Some may say I’d made a mistake when registering a new domain name for a client; entering my details (email address, contact number etc.) but not paying the extra for domain privacy. As it turned out, I don’t consider it to have been a mistake but something that transpired to be quite interesting. In the following week I received 53 unsolicited emails offering web design and development services, logo design and SEO services: I also received 5 cold calls. Of the 53 emails, all but 5 originated from India (4 originating from the US and 1 from Taiwan. I didn’t bother tracing the cold calls. What surprised me is that the majority of the emails came from Hotmail, Gmail or Yahoo! accounts and only 6 could be linked to any website, all of which were particularly awful Wordpress concoctions. Not the best way to impress a ‘sales prospect’. It would also appear that not one of these eager salespeople had bothered to find out what we do!

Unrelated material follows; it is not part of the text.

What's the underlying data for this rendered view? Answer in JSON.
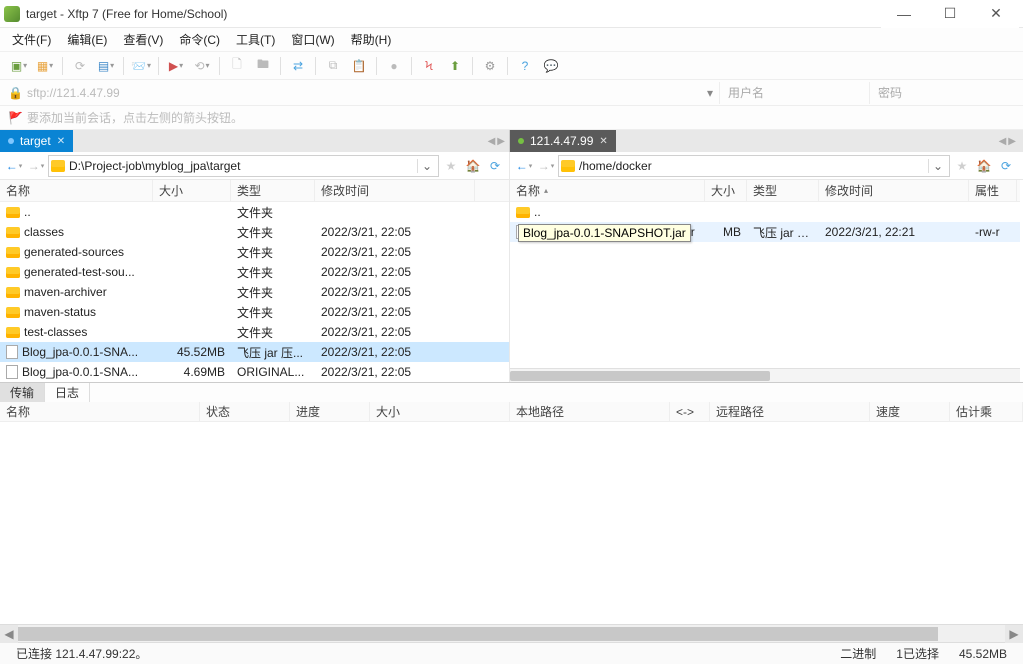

Of more interest, was thinking about this in the light of the GDPR (General Data Protection Regulations) which come into force next May. I receive very few unsolicited emails; very few indeed from UK organisations. I do however get many emails generously offering web development or SEO services, Russian Brides, mailing lists (GDPR!) or a share in their Nigerian uncle’s fortune (still after all these years!). These emails, almost without exception, originate from overseas (including the perfectly legitimate US Corporation that seems convinced that I’d be interested in buying an SMT assembly line). I don’t believe that the ICO’s jurisdiction is sufficiently wide to take action against these correspondents. I also don’t think that the GDPR will protect consumers from the incessant ‘technical support’ calls from scammers purporting to be from TalkTalk, Microsoft, BT etc. as these also seem to mainly emanate from the Indian sub-continent. Once an email address or telephone number has been harvested, no amount of UK legislation will prevent someone overseas from trying to exploit it.